I wanted to be an artist, always. I told my parents I was going to be an artist in Colorado or Italy. I had never visited those places, but I somehow had it in my heart. (Interviewer: is it true that your great uncle was the famous children’s artist Richard Scarry?) Yes, as much as I don’t like to mention it because I am my own individual person, he was one of my first and most important inspirations. Like me, he grew up on the east coast where it is all very traditional, and his dad pushed him to be a doctor or a lawyer or to take over the family store, and he was like, “No, I’m going to art school to draw for the rest of my life.” And now art is essential in my life; I am always drawing, painting, dancing.

Favorite Aspen Country Day School core value?

Respect. One of my favorite quotes is from L. R. Knost, author of The Gentle Parent: “Respecting a child teaches them that even the smallest, most powerless, most vulnerable person is worthy of respect. And that is a lesson our world desperately needs to learn.”

How do you teach respect in PreK?

Rather than just telling children what to do, we give them a voice. We ask their opinions about how things should be, rather than just shushing them because they are younger. We are modeling compassion and empathy so they can see how respect goes a long way and is contagious to others.

A challenge you see in the world and how this school works to address it?
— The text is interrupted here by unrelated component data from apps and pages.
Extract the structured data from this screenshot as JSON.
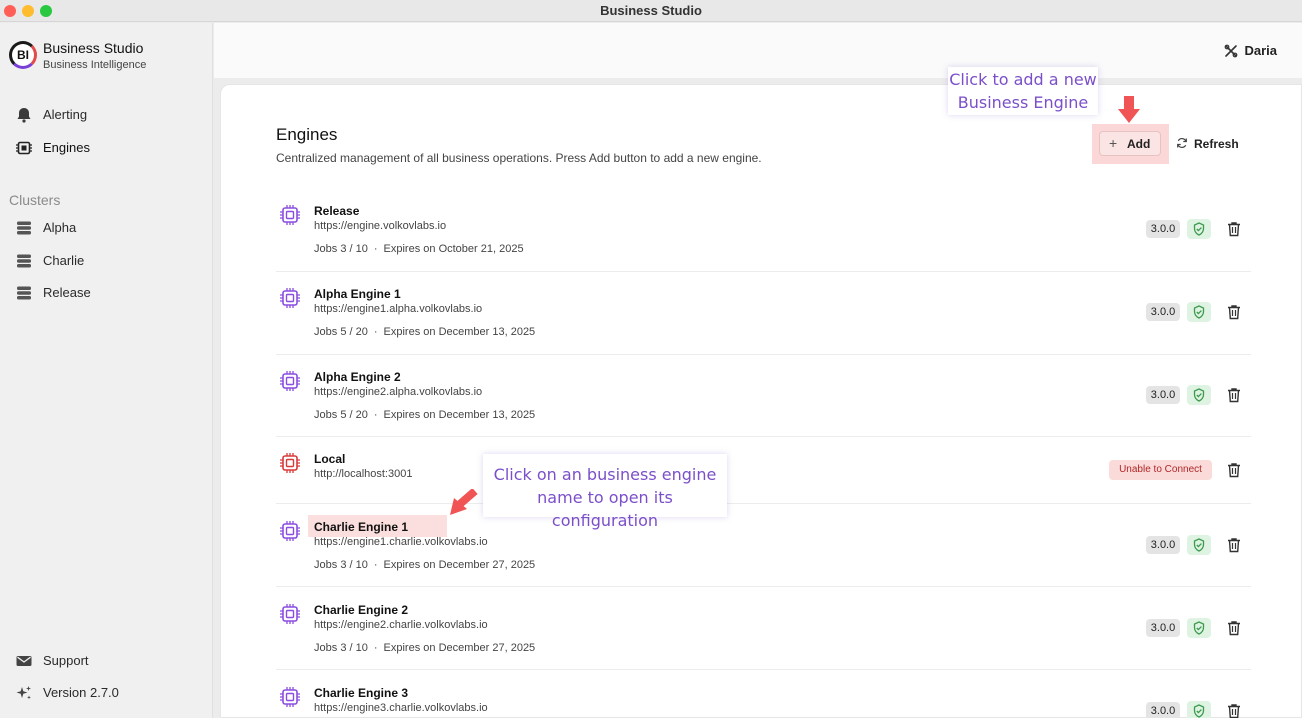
{
  "window": {
    "title": "Business Studio"
  },
  "brand": {
    "logo": "BI",
    "name": "Business Studio",
    "subtitle": "Business Intelligence"
  },
  "sidebar": {
    "nav": [
      {
        "label": "Alerting",
        "icon": "bell-icon"
      },
      {
        "label": "Engines",
        "icon": "chip-icon"
      }
    ],
    "clusters_title": "Clusters",
    "clusters": [
      {
        "label": "Alpha",
        "icon": "server-icon"
      },
      {
        "label": "Charlie",
        "icon": "server-icon"
      },
      {
        "label": "Release",
        "icon": "server-icon"
      }
    ],
    "footer": [
      {
        "label": "Support",
        "icon": "mail-icon"
      },
      {
        "label": "Version 2.7.0",
        "icon": "sparkle-icon"
      }
    ]
  },
  "header": {
    "user": "Daria"
  },
  "main": {
    "title": "Engines",
    "description": "Centralized management of all business operations. Press Add button to add a new engine.",
    "add_label": "Add",
    "refresh_label": "Refresh",
    "jobs_prefix": "Jobs",
    "expires_prefix": "Expires on",
    "engines": [
      {
        "name": "Release",
        "url": "https://engine.volkovlabs.io",
        "jobs": "3 / 10",
        "expires": "October 21, 2025",
        "version": "3.0.0",
        "status": "ok"
      },
      {
        "name": "Alpha Engine 1",
        "url": "https://engine1.alpha.volkovlabs.io",
        "jobs": "5 / 20",
        "expires": "December 13, 2025",
        "version": "3.0.0",
        "status": "ok"
      },
      {
        "name": "Alpha Engine 2",
        "url": "https://engine2.alpha.volkovlabs.io",
        "jobs": "5 / 20",
        "expires": "December 13, 2025",
        "version": "3.0.0",
        "status": "ok"
      },
      {
        "name": "Local",
        "url": "http://localhost:3001",
        "status": "error",
        "error_label": "Unable to Connect"
      },
      {
        "name": "Charlie Engine 1",
        "url": "https://engine1.charlie.volkovlabs.io",
        "jobs": "3 / 10",
        "expires": "December 27, 2025",
        "version": "3.0.0",
        "status": "ok"
      },
      {
        "name": "Charlie Engine 2",
        "url": "https://engine2.charlie.volkovlabs.io",
        "jobs": "3 / 10",
        "expires": "December 27, 2025",
        "version": "3.0.0",
        "status": "ok"
      },
      {
        "name": "Charlie Engine 3",
        "url": "https://engine3.charlie.volkovlabs.io",
        "version": "3.0.0",
        "status": "ok"
      }
    ]
  },
  "annotations": {
    "add_callout": [
      "Click to add a new",
      "Business Engine"
    ],
    "name_callout": [
      "Click on an business engine",
      "name to open its configuration"
    ]
  },
  "colors": {
    "accent_purple": "#8a4fe0",
    "error_red": "#d83a3a",
    "highlight_pink": "#fbd7d7",
    "arrow_red": "#f05454"
  }
}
It sometimes seems that in the wider world it’s “every man for himself,” and children are being overloaded. I think it’s a really important time for us to return to childhood and simplicity: running, climbing, laughing. To actually experience happiness, rather than to be constantly pursuing happiness. Children here are able to use their imaginations, go into the woods, make friends, get dirty and ground themselves in nature. They experience a joyful community.

What is a silver lining you see from the pandemic?

It forced people to stop and slow down, to reflect on what actually is important and how they want to live their day-to-day life going forward. A lot of my friends had those “aha” moments that prompted them to find a new path.